Segment Start: Material shown
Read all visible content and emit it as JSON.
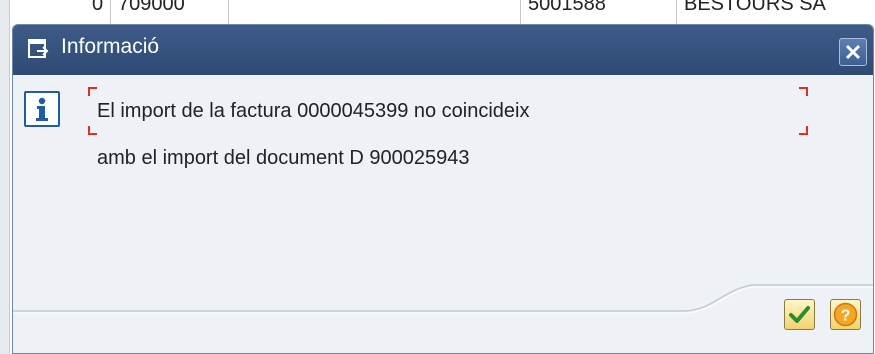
{
  "background_table": {
    "cells": [
      "0",
      "709000",
      "5001588",
      "BESTOURS SA"
    ]
  },
  "dialog": {
    "title": "Informació",
    "icons": {
      "title": "info-window-icon",
      "close": "close-icon",
      "message": "info-icon",
      "ok": "checkmark-icon",
      "help": "question-icon"
    },
    "message_line1": "El import de la factura 0000045399 no coincideix",
    "message_line2": "amb el import del document D 900025943"
  },
  "colors": {
    "titlebar": "#34517e",
    "dialog_bg": "#eef1f6",
    "focus_marker": "#e03020",
    "button_bg": "#f2d36b"
  }
}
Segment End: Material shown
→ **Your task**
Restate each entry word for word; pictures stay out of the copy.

→ **Solution to this task**
Read all visible content and emit it as JSON.
{
  "background_table": {
    "cells": [
      "0",
      "709000",
      "5001588",
      "BESTOURS SA"
    ]
  },
  "dialog": {
    "title": "Informació",
    "icons": {
      "title": "info-window-icon",
      "close": "close-icon",
      "message": "info-icon",
      "ok": "checkmark-icon",
      "help": "question-icon"
    },
    "message_line1": "El import de la factura 0000045399 no coincideix",
    "message_line2": "amb el import del document D 900025943"
  },
  "colors": {
    "titlebar": "#34517e",
    "dialog_bg": "#eef1f6",
    "focus_marker": "#e03020",
    "button_bg": "#f2d36b"
  }
}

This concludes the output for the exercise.